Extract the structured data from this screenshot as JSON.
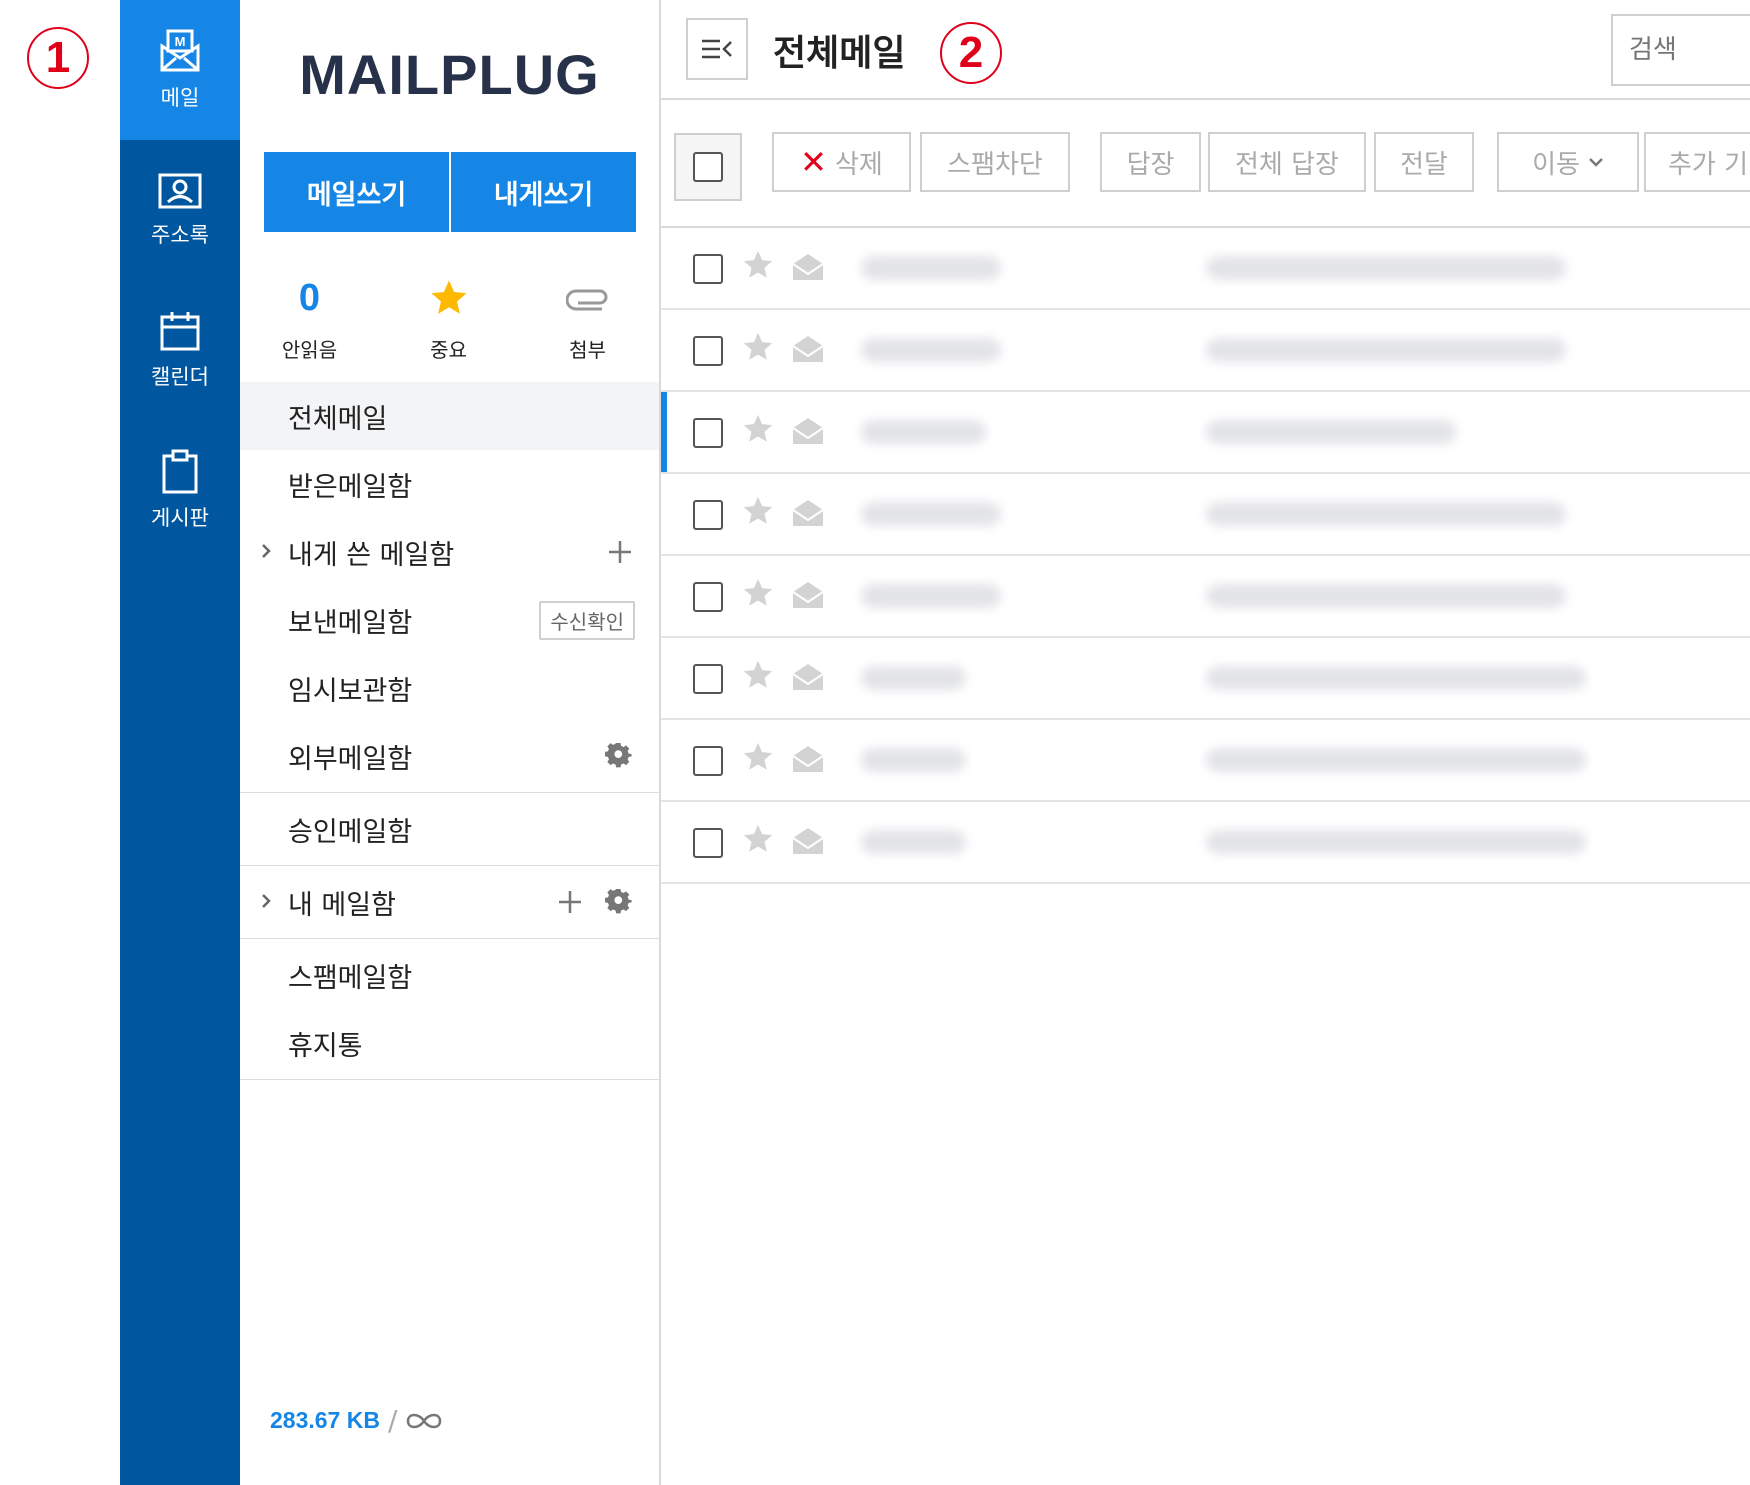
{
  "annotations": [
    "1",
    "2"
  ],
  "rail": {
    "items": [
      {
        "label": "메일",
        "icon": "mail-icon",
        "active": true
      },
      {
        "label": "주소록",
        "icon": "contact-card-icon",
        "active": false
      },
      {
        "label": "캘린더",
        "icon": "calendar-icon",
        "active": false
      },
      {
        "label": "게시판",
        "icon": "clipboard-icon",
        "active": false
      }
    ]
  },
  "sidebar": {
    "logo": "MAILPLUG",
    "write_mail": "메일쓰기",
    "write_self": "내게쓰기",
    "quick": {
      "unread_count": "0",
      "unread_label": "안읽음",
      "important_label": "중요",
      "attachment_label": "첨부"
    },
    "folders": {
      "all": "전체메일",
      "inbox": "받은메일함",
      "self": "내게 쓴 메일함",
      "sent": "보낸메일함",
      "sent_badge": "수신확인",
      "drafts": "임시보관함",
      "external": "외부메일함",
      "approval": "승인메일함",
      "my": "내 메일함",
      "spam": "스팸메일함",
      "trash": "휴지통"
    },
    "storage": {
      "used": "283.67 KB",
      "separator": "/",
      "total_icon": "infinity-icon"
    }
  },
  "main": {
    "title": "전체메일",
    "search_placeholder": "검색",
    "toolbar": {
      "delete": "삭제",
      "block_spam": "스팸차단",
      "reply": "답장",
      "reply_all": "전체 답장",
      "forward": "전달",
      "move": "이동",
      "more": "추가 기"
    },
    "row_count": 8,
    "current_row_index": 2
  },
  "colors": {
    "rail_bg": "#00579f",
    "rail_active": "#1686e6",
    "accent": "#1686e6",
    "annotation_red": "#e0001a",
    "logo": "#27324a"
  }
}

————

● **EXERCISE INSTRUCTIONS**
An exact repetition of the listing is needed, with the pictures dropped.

● **TASK OUTPUT**
Extract the structured data from this screenshot as JSON.
{
  "annotations": [
    "1",
    "2"
  ],
  "rail": {
    "items": [
      {
        "label": "메일",
        "icon": "mail-icon",
        "active": true
      },
      {
        "label": "주소록",
        "icon": "contact-card-icon",
        "active": false
      },
      {
        "label": "캘린더",
        "icon": "calendar-icon",
        "active": false
      },
      {
        "label": "게시판",
        "icon": "clipboard-icon",
        "active": false
      }
    ]
  },
  "sidebar": {
    "logo": "MAILPLUG",
    "write_mail": "메일쓰기",
    "write_self": "내게쓰기",
    "quick": {
      "unread_count": "0",
      "unread_label": "안읽음",
      "important_label": "중요",
      "attachment_label": "첨부"
    },
    "folders": {
      "all": "전체메일",
      "inbox": "받은메일함",
      "self": "내게 쓴 메일함",
      "sent": "보낸메일함",
      "sent_badge": "수신확인",
      "drafts": "임시보관함",
      "external": "외부메일함",
      "approval": "승인메일함",
      "my": "내 메일함",
      "spam": "스팸메일함",
      "trash": "휴지통"
    },
    "storage": {
      "used": "283.67 KB",
      "separator": "/",
      "total_icon": "infinity-icon"
    }
  },
  "main": {
    "title": "전체메일",
    "search_placeholder": "검색",
    "toolbar": {
      "delete": "삭제",
      "block_spam": "스팸차단",
      "reply": "답장",
      "reply_all": "전체 답장",
      "forward": "전달",
      "move": "이동",
      "more": "추가 기"
    },
    "row_count": 8,
    "current_row_index": 2
  },
  "colors": {
    "rail_bg": "#00579f",
    "rail_active": "#1686e6",
    "accent": "#1686e6",
    "annotation_red": "#e0001a",
    "logo": "#27324a"
  }
}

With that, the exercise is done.